Yet this has been far from plain sail­ing for the Toon. In 2010, Hughton’s side lost just four matches en route to the ti­tle. This sea­son’s tally of ten de­feats (and count­ing) is more than all but three of the 14 teams to win au­to­matic pro­mo­tion since. Yedlin, left, was one of sev­eral play­ers sur­prised by the cal­i­bre of op­po­si­tion. “I was, very much,” said the 23-year-old. “It wasn’t a di­vi­sion I knew much about but, in my opinion, it’s ac­tu­ally very un­der-rated. “Put it this way, it wasn’t like any­thing I’ve ever played in be­fore. You’ve got play­ers of great qual­ity, but you’ve also great phys­i­cal in­ten­sity and fit­ness. To be con­sis­tent over so many games takes a lot more strength and dis­ci­pline than maybe peo­ple re­alise.”

Alek­san­dar Mitro­vic was widely tipped to take the Cham­pi­onship by storm, but the mus­cu­lar Serb has man­aged just six goals and spent vast tracts on the bench.

“Tough, very tough,” he said when asked about the Cham­pi­onship. “For me, phys­i­cally, it is even harder than the Premier League.”

In the end, though, New­cas­tle’s qual­ity proved enough. The goals of Dwight Gayle, the vi­sion of Jonjo Shelvey, the com­po­sure of Ciaran Clarke and the re­lent­less con­sis­tency of Ritchie, surely New­cas­tle’s player of the year.

None, though, can match the

im­pact of Ben­itez. A con­sum­mate politi­cian, the Spa­niard very de­lib­er­ately dis­tanced him­self from de­tested owner Mike Ash­ley, forg­ing a bond with sup­port­ers un­seen since the days of Kevin Kee­gan. The en­mity is real. Ben­itez trusts nei­ther Ash­ley nor his chief scout Gra­ham Carr. With­out a guar­an­tee of con­tin­ued con­trol over trans­fers and enough cash to launch a top-ten push, the 57-year-old will walk away. Asked di­rectly after pro­mo­tion was sealed, Ben­itez talked about “analysing the sit­u­a­tion”, and said it was too soon to talk about next sea­son. Events this week – with club of­fices raided and New­cas­tle CEO Lee Charn­ley ar­rested as part of an HMRC in­ves­ti­ga­tion into sus­pected tax and na­tional in­sur­ance fraud – will also frus­trate Ben­itez at a time when trans­fer tar­gets are be­ing drawn up.

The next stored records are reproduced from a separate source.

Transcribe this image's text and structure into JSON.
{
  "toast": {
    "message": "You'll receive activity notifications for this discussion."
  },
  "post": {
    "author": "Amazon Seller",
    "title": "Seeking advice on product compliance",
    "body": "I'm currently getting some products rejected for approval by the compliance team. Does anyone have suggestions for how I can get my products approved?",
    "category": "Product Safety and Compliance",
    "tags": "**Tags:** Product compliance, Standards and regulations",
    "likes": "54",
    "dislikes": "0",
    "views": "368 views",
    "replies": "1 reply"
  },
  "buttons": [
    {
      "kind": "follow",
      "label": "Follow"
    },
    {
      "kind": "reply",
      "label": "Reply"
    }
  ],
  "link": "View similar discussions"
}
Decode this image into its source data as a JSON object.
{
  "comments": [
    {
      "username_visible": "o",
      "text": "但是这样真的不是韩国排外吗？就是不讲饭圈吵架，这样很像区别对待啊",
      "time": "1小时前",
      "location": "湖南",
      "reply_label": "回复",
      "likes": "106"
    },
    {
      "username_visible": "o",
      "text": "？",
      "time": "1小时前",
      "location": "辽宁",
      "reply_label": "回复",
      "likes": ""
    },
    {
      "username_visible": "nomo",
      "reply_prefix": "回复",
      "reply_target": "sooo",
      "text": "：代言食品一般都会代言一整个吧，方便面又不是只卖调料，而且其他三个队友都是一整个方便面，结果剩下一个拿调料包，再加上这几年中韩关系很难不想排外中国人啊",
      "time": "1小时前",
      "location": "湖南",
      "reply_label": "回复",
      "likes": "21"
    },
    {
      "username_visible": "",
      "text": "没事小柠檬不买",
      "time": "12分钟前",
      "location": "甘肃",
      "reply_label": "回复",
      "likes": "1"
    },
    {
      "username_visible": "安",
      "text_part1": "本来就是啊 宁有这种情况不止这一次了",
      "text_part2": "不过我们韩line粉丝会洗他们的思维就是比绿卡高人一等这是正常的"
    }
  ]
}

Mitro­vic in­ad­ver­tently ad­mit­ted to the uncer­tainty over Ben­itez’s fu­ture.

“The play­ers like him and we have all learned a lot,” he said. “I hope he stays. We all do.”

Yedlin, meanwhile, pre­ferred to fo­cus on next sea­son. “The man­ager has been great,” added the right-back. “He’s al­ways been calm and that’s trans­ferred it­self to us as play­ers.

“You’ve seen tonight the way the place was full and rock­ing. That’s down to him and the re­la­tion­ship he’s got with the sup­port­ers.

“It feels like the club is mov­ing in the right di­rec­tion, and for us it’s re­ally im­por­tant that we build on what’s been achieved this year.

“The re­silience we’ve shown, the way we’ve ground out re­sults at tough times. We need to take that into the Premier League and make sure this doesn’t hap­pen again.”

Ob­jec­tive achieved. But Yedlin, like the rest of his team­mates, knows that, for all the op­ti­mism and good­will en­gen­dered by pro­mo­tion, only a re­turn to the glory days of fight­ing for top-six fin­ishes will bring gen­uine ju­bi­la­tion back to the stands of St James’ and the gang­ways of the Straw­berry.

This was a small step on a long road.

PIC­TURE: Ac­tion Im­ages

SEAL­ING THE DEAL: New­cas­tle’s Ay­oze Perez cel­e­brates scor­ing the first goal against Pre­ston Insets (L-R): Chris­tian Atsu nets the sec­ond, owner Mike Ash­ley, right, in the stands with manag­ing direc­tor Lee Charn­ley, and Rafa Ben­itez salutes a re­turn to the top flight

Newspapers in English

Newspapers from UK

© PressReader. All rights reserved.